Deep Brain Stimulation
A brain-damaged man who could communicate only with slight eye or thumb movements for six years can speak again, after stimulating electrodes were placed in his brain, researchers report.
The 38-year-old also regained the ability to chew and swallow, which allows him to be spoon-fed, rather than relying on nourishment through a tube in his belly.
The man's brain was injured during an assault, he spent six years with only occasional signs of consciousness and no useful movement of his limbs.
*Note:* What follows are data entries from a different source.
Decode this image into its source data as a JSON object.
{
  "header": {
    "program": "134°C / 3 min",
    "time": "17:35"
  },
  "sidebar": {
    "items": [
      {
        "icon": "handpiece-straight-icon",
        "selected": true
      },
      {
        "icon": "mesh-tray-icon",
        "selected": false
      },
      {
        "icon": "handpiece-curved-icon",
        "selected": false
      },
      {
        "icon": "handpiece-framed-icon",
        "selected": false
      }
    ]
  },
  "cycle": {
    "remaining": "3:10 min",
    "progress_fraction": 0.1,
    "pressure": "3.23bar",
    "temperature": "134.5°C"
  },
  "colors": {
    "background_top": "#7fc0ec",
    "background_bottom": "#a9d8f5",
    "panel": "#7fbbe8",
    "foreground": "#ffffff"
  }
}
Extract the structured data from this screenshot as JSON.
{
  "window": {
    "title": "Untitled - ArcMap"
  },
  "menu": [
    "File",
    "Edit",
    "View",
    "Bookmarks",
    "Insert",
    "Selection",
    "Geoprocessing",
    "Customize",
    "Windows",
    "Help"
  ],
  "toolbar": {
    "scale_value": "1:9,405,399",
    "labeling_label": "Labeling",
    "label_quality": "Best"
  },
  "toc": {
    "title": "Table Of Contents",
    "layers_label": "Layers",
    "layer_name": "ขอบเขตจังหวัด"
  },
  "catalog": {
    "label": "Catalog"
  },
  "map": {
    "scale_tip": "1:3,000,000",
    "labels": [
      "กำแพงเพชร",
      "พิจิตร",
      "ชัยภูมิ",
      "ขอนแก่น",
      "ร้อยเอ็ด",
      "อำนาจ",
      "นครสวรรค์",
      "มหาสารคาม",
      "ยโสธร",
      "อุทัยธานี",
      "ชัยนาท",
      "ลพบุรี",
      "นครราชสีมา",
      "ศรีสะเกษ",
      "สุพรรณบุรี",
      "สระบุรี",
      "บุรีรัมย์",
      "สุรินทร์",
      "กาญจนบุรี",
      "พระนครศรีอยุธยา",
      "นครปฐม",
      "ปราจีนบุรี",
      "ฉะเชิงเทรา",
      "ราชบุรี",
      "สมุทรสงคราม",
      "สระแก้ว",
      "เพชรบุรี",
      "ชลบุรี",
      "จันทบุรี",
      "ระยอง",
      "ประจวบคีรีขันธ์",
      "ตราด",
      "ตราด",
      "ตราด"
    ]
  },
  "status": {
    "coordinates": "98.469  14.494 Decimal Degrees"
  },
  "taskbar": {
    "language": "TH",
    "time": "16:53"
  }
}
In an experiment, researchers implanted electrodes in his brain for a procedure called deep brain stimulation, which is routinely done for Parkinson's disease and some other illnesses.
The article goes on to explain that the man was in a minimally conscious state, as distinct from a permanent vegetative state (who show no signs of awareness of their surroundings whatever.) This method of treatment has proved ineffective for those in a persistent vegetative state, but may offer hope to many of the more than the estimated 100,000 patients currently in a minimally conscious state.